Market analysts blamed a combination of a negative technical backdrop and continued fallout from

Thursday's buyback operation for the fate of the long bond, which fell 23/32 to 105 6/32, lifting its yield 5.1 basis points to 5.880%.

Meanwhile, pain in the

Nasdaq Stock Market

supported short-maturity Treasuries, a proxy for cash, market watchers said.

There were no economic releases or other events affecting bond trading. Volume was exceedingly light, reaching just $21.7 billion by 3 p.m., according to tracker

GovPX

-- 28.4% below the average for a Monday over the last month.

The technical situation affecting the bond, according to

A.G. Edwards

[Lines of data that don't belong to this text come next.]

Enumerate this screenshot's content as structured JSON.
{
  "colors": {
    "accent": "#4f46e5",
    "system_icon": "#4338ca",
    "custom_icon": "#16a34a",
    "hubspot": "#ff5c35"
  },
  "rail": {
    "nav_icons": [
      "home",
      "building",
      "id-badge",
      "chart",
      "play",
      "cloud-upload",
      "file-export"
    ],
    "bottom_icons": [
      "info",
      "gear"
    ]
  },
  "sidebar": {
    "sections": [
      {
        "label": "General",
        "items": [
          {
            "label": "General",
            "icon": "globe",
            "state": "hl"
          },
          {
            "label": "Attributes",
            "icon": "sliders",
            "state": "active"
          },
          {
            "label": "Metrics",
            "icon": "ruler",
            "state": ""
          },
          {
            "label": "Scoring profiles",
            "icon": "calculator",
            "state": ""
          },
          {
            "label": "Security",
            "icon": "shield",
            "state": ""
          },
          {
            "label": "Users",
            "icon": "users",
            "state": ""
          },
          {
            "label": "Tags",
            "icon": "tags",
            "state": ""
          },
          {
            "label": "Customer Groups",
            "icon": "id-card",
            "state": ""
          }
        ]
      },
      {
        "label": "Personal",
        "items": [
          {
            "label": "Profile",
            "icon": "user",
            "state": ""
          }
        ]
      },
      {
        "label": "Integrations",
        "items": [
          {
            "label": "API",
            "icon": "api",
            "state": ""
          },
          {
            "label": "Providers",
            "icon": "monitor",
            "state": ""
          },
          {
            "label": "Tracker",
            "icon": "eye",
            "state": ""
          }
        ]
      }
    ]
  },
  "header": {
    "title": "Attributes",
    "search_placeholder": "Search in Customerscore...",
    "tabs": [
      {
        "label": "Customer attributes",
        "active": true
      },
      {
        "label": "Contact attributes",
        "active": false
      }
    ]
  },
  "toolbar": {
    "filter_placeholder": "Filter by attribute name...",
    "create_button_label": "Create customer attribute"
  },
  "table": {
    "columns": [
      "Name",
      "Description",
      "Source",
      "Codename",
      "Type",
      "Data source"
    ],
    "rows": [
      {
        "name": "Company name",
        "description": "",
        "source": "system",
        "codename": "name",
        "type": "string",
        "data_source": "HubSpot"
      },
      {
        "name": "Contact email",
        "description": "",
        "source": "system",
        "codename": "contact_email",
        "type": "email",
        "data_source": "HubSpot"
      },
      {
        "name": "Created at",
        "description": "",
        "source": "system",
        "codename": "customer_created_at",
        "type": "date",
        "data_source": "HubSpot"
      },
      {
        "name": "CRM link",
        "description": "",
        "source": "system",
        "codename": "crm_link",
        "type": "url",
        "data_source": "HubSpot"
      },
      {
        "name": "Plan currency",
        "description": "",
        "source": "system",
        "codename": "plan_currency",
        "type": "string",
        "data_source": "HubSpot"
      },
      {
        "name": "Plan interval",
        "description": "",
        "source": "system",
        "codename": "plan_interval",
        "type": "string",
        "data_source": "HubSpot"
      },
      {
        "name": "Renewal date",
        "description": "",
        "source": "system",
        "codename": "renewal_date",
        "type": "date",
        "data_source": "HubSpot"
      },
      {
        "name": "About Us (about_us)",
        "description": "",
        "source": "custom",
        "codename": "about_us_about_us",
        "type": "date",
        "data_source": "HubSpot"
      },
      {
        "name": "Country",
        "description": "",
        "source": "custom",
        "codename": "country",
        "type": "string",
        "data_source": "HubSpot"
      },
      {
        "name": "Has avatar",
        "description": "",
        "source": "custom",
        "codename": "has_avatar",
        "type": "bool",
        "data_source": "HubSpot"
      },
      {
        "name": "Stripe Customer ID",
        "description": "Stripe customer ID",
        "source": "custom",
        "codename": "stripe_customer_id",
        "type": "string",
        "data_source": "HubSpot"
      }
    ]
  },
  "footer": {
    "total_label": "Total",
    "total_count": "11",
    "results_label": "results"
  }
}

strategist Bill Hornbarger, was that the June

bond futures contract listed on the

Chicago Board of Trade

closed below a key upward-sloping trend line twice last week. "That changes people's perception of what's happening," he said.

Hornbarger added that the latest

Commitments of Traders

report by the

Commodity Futures Trading Commission

, released on Friday, also had bearish implications for the Treasury market. It showed that investors in Treasury futures who also invest in the underlying securities are increasingly short the futures, indicating that "they're seeing less value in the bond."

Meanwhile, there was probably some selling by people who expected to unload long Treasuries in last Thursday's buyback but who did not offer the bonds at a price low enough to be accepted, Hornbarger said.

The 10-year note fell 6/32 to 103 15/32, lifting its yield 2.5 basis points to 6.025%. The five-year note fell 2/32 to 98 15/32, lifting its yield 2.1 basis points to 6.266%. The two-year note was unchanged at 100 6/32, its yield 6.388%.

Falling Nasdaq stock prices didn't provide more support to the Treasury market,

Barclays Capital

senior economist Henry Willmore said, because the other major stock proxies fared better. The action reflected "a realistic view that what's going on with the Nasdaq is not as important as the broader market" when it comes to influencing the economy, and "the broader market is down only a modest amount this year," he said. "In the absence of a significant move down, recent

economic data" -- the

Consumer Price Index in particular -- "would argue for higher bond yields."

Traders may also be unwilling to buy Treasuries aggressively ahead of key economic reports due out later this week. Thursday brings the

Employment Cost Index and

GDP, both for the first quarter. The ECI in particular has the potential to alter the prevailing view of how much the

Fed will hike the

fed funds rate in the months ahead to slow the economy. Traders of

fed funds futures currently expect the rate to rise to 6.5% by September from 6% today.

Currency and Commodities

The dollar fell slightly against the yen and rose against the euro. It lately was worth 105.76 yen, down from 105.77. The euro was worth $0.9376, down from $0.9381. For more on currencies, please take a look at

TSC's

new

Currencies column.

Crude oil for May delivery at the

New York Mercantile Exchange

rose to $26.04 a barrel from $25.88.

The

Bridge Commodity Research Bureau Index

fell to 211.81 from 212.78.

Gold for June delivery at the

Comex

fell to $281.20 an ounce from $281.50.